The concept of cooperatives can be hard for folks to wrap their head around, but they are powerful and important tools for local economic development. The best way for you to support co-ops in your community is to patronize them (or become a member-owner!) if you have them, and read up on them and talk about them with your friends and neighbors if you don’t. The more co-ops are understood and talked about by the general public, the more traction they will have in getting started in your community. Co-ops are something we hope to be working on much more at Community Builders, so stay tuned for more resources!
Business associations and chambers of commerce can be a powerful way for businesses to partner, network, share resources, and advocate for one another. If you haven’t seen our recent post on business associations, I highly suggest you check it out!
Shop local or buy local programs really can and do work. The more we shop local, the more we keep our dollars circulating within our local economy. There are a lot of resources out there for starting up buy local programs. For starters, we suggest checking out Local Arizona First and some of the videos of founder Kimber Lanning’s talks.
Community events like farmers markets, first Fridays, third Thursdays, art walks, and pub crawls can be a fantastic way to inject some energy into your local business scene. Especially in smaller towns where small businesses might close their doors early in the day, coordinated events can be a great way to extend hours and provide business owners with some time-slots when they know that business will be good. These types of events can take a lot of effort to coordinate, so nesting them under an existing local organization like your chamber, business association, or Downtown Development Authority can be a great way to make sure your event gets the staffing power it needs.
It takes a lot to start a small business. Capital is hard to find, the market is often untested, and even wildly successful small businesses tend to survive on slim margins. This is why it’s important, perhaps now more than ever, to celebrate the small businesses you already have in your town.
What are these small businesses? And how are they impacting your community?
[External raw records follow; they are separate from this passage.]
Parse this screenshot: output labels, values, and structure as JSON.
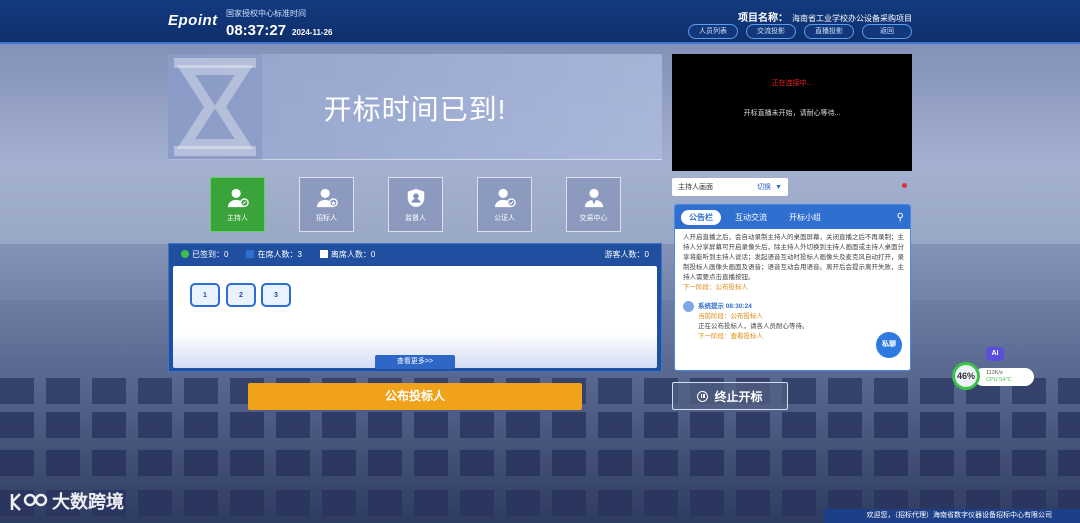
{
  "header": {
    "logo": "Epoint",
    "time_label": "国家授权中心标准时间",
    "time": "08:37:27",
    "date": "2024-11-26",
    "project_label": "项目名称：",
    "project_name": "海南省工业学校办公设备采购项目",
    "buttons": [
      "人员列表",
      "交流投影",
      "直播投影",
      "返回"
    ]
  },
  "banner": {
    "text": "开标时间已到!"
  },
  "roles": [
    {
      "label": "主持人",
      "icon": "host-icon",
      "active": true
    },
    {
      "label": "招标人",
      "icon": "tenderer-icon",
      "active": false
    },
    {
      "label": "监督人",
      "icon": "supervisor-icon",
      "active": false
    },
    {
      "label": "公证人",
      "icon": "notary-icon",
      "active": false
    },
    {
      "label": "交易中心",
      "icon": "trading-center-icon",
      "active": false
    }
  ],
  "attendance": {
    "signed": "已签到：0",
    "online": "在席人数：3",
    "offline": "离席人数：0",
    "guests": "游客人数：0",
    "seats": [
      "1",
      "2",
      "3"
    ],
    "more": "查看更多>>"
  },
  "publish_button": "公布投标人",
  "video": {
    "error": "正在连接中...",
    "message": "开标直播未开始，请耐心等待..."
  },
  "host_select": {
    "value": "主持人画面",
    "switch_label": "切换"
  },
  "notice": {
    "tabs": [
      "公告栏",
      "互动交流",
      "开标小组"
    ],
    "active_tab": "公告栏",
    "intro": "人开启直播之后，会自动录制主持人的桌面屏幕，关闭直播之后不再录制；主持人分享屏幕可开启录像头后，除主持人外切换到主持人画面或主持人桌面分享将能听到主持人说话；发起语音互动时投标人画像头及麦克风自动打开，录制投标人画像头画面及语音；语音互动会用语音。离开后会提示离开失败，主持人需要点击直播按钮。",
    "next_step_1": "下一阶段：公布投标人",
    "sys_title": "系统提示 08:30:24",
    "sys_current": "当前阶段：公布投标人",
    "sys_text": "正在公布投标人，请各人员耐心等待。",
    "next_step_2": "下一阶段：查看投标人",
    "private_chat": "私聊"
  },
  "stop_button": "终止开标",
  "perf": {
    "percent": "46%",
    "speed": "112K/s",
    "cpu": "CPU 54℃",
    "ai": "AI"
  },
  "footer": "欢迎您，（招标代理）海南省数字仪器设备招标中心有限公司",
  "watermark": "大数跨境"
}
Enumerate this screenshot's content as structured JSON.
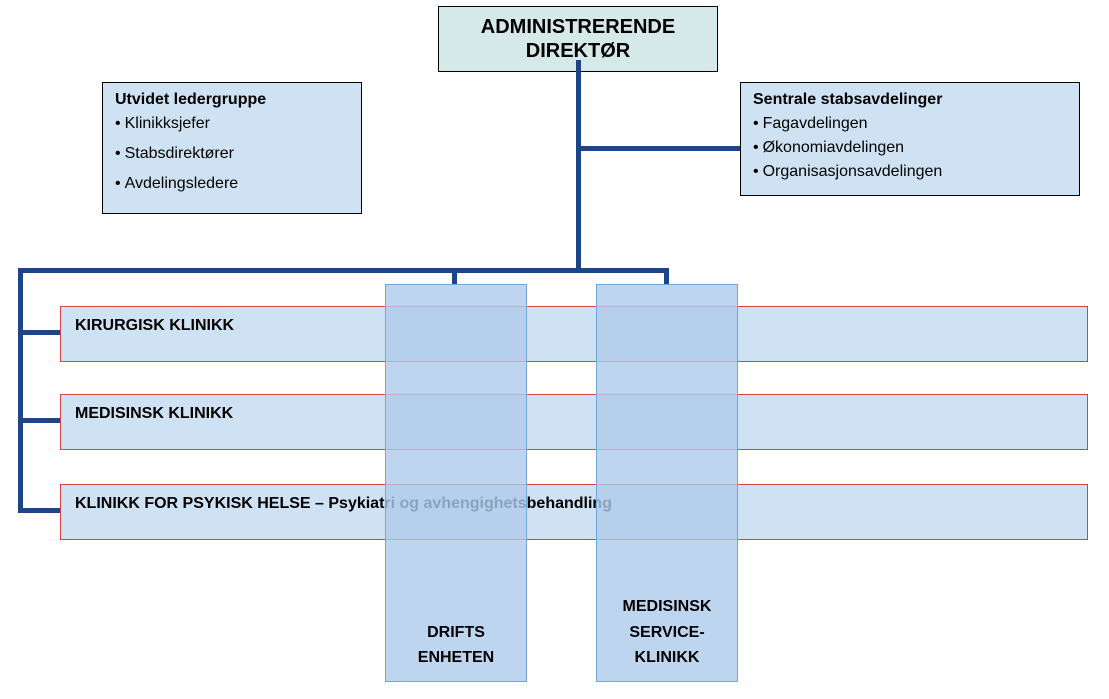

If you work for a city or municipality, consider sharing these stories on your website or Facebook (yes, your municipality should have a Facebook account). If you’re a Downtown Development Authority, Chamber of Commerce, Business Association, or any type of community development organization, consider sharing these stories on your Instagram or Twitter feeds (yes, your organization should be on social media). And, if you’re an average Jane or Joe or that, like me, someone who really appreciates their local brewery, consider writing a letter to the editor singing their praises and highlighting all that they do for your community. Sharing the story of a small local business you love can give that business the attention it deserves… and might even help to bring in their next customer.
How are small businesses making an impact in your community? Let us know in the comments below! Or give us a shout on social media!